"How can you shop at American Apparel?" one of my friends asked. "They’ve institutionalized the exploitation of women, they have a history of unchecked sexual harassment, and the whole operation is run by a creepy old pervert."
"Well, the same could be said of Supreme Court," I replied, "but I don’t see all of you being like, ‘Oh, no thanks, no Constitutional rights for me."
RIMSHOT, right? American Appare-ntly NOT. As I pressed a hand to the cheek where they had taken turns slapping me before flipping over the table and leaving, I had a long think.
OK, maybe comparing the first amendment to a pair of piped boy short panties wasn’t entirely apt, in this situation I made up strictly to illustrate a point.
But I do shop there, and I do feel guilty about it. The fact is, I find it very difficult to boycott everything I know I ought to.
It’s not just American Apparel — but they’re a company whose legal troubles and (admittedly awful) advertising campaigns have made them a highly visible target for boycotting.

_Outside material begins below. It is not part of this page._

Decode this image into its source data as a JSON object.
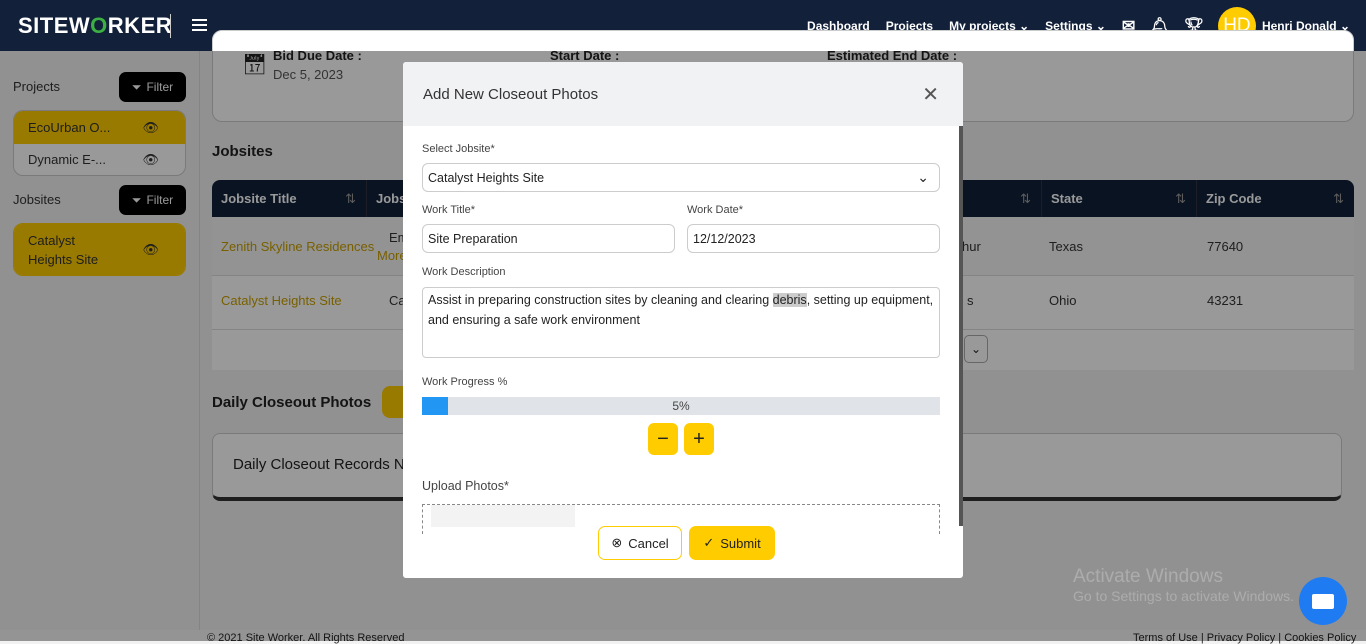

But Corporate America (yeah, I capitalized it!) is basically “Dynasty” — I’d venture to say that every establishment at your local mall or shopping plaza has some kind of dark, affront-to-humanity secret. All of it! I see you, Food Court.Keep Your Social Conscience Off My Favorite Goods and Products | xoJane